Genealogical research is really fun. It’s the closest I will probably ever get to time travel.
It’s interesting, because I always hated my history classes in High School and college. But, as it turns out, I actually really love history as it pertains to individual people. Local history is fascinating. Studying the lives and events of my ancestors is addicting. I really, really enjoy it.
I have ancestors from all of the British Isles and Ireland, many places in Scandinavia, and, of course, the Czech lands. I can’t prove it (yet), but my 6th great grandmother was supposedly, “a full-blooded Indian Squaw.” My husband thinks this is awesome, because he can now say (completely politically incorrect, I know!), “Squaw! Makem sandwhich!” [He. He. Weak laughter.]
Almost all of my husband’s ancestors are from the British Isles and Ireland, except for one lone line from Bavaria.
Some of my British Isles and Irish ancestors immigrated to the American continent early. I have ancestors in Tennessee, Virginia, North Carolina, Massachusetts. My husband had ancestors in Northfield, MA during the French and Indian war. We can jump to a different line and research the Civil War, the Illinois frontier, or farm life in upstate New York just across from the Canada border. Between the two of us, we also have just about any section of Mormon history imaginable including almost all of the fringe break-off sects. This spans the continent, from Western Massachusetts, to upstate New York, to Ohio, Pennsylvania, Missouri, Illinois, Iowa, Michigan, Utah, Idaho, California, etc. So much history! It’s fantastic!
And yet, the ancestors that I really enjoy researching the most are the Czechs. Why? The four main reasons that come to mind are:
- Cluster migration patterns – Many Czechs immigrated together, and lived together in the same geographic area for generations. For example: I am the fifth generation Czech in my family, and I was born in Texas. Many of my other ancestors have less predictable migratory patterns which can complicate research.

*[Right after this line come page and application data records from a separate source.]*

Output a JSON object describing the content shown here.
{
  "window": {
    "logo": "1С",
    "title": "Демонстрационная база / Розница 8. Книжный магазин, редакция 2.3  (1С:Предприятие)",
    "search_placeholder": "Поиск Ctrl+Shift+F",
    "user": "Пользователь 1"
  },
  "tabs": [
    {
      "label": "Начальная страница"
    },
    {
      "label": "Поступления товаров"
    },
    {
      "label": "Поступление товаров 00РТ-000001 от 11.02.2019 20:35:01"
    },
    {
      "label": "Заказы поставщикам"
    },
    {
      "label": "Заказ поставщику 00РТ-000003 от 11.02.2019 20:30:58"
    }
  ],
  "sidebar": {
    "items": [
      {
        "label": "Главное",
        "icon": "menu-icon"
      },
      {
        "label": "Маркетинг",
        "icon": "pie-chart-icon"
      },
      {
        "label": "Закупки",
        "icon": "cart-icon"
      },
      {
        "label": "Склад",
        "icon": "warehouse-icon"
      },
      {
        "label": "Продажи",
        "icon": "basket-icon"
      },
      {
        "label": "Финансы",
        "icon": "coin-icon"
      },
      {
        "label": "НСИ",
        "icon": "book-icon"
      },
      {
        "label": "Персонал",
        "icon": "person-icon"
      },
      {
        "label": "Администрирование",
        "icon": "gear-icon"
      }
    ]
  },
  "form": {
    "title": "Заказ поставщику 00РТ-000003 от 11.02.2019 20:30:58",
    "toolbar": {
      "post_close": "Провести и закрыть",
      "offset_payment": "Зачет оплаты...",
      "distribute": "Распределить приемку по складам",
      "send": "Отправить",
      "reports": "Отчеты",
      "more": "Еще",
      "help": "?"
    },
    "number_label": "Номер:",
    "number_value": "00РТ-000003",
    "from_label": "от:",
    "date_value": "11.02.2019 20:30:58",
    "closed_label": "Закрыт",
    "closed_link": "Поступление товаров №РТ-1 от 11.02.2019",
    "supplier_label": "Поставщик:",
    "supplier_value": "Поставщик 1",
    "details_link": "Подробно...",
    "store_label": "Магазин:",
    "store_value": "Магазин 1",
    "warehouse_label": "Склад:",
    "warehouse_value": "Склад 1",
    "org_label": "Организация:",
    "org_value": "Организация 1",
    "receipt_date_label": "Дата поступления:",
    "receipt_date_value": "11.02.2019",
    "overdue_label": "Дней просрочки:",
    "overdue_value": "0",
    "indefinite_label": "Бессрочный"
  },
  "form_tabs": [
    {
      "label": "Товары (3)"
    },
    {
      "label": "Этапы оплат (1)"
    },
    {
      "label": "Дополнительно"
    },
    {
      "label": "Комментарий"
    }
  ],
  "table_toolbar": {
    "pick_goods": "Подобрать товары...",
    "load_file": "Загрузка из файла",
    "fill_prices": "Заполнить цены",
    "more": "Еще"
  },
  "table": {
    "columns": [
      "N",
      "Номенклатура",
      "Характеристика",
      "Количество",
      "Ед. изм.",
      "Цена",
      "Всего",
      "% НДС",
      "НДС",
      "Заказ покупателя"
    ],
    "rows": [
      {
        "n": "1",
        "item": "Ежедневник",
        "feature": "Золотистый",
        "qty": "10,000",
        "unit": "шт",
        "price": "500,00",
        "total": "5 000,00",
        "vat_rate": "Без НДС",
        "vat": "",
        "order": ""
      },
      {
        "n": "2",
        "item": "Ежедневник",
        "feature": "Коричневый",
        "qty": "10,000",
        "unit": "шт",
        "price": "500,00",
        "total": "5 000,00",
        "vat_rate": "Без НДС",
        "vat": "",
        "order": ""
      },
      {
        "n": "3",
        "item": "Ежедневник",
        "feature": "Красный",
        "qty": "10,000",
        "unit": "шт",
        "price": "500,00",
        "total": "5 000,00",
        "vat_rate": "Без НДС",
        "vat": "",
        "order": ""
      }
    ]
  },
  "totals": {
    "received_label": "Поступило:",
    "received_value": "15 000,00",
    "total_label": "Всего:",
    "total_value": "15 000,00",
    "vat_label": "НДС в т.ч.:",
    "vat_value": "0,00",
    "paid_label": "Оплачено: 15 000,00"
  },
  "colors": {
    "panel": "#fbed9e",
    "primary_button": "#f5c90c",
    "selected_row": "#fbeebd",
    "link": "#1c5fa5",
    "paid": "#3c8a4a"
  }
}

- Czech Catholic records – Czech parish records are excellent. They include many indentifiers, including house numbers and occupations, which allow you to distinguish your ancestor from others in the village with the same name. They have a low rate of error. They are thorough. They are available online. I really can’t sing enough accolades of praise lauding the Czech records. Even if your ancestors wasn’t Catholic, many, many records exist online, and many more are on their way.
- Rates of legitimacy – This is a huge deal. My Catholic ancestors typically married around the age of 20, had families of 8-12 children, and sometimes remarried after the death of a spouse. On my non-Czech grandma’s side, most of the grandparents had illegitimate children, married and divorced (sometimes several times), and had more children in between. There were also many marriages after the death of a spouse. This, coupled with a much more mobile migration pattern, leads to difficult research. I have not found a case of illegitimate birth in ANY of my Czech lines so far. When illegitimate births do happen, if the couple married, the father’s name could be penned in later. Or, perhaps a margin note will lead to a clue.
- Frontier for research – I love that so many of these records have been held in reserve for decades because it means I am literally the first to discover many connections in my own family. It’s exciting and fun. I enjoy collaboration with others working on the same tree; I don’t much enjoy squabbles over incorrect information. This almost never happens in my Czech research, because it’s so new!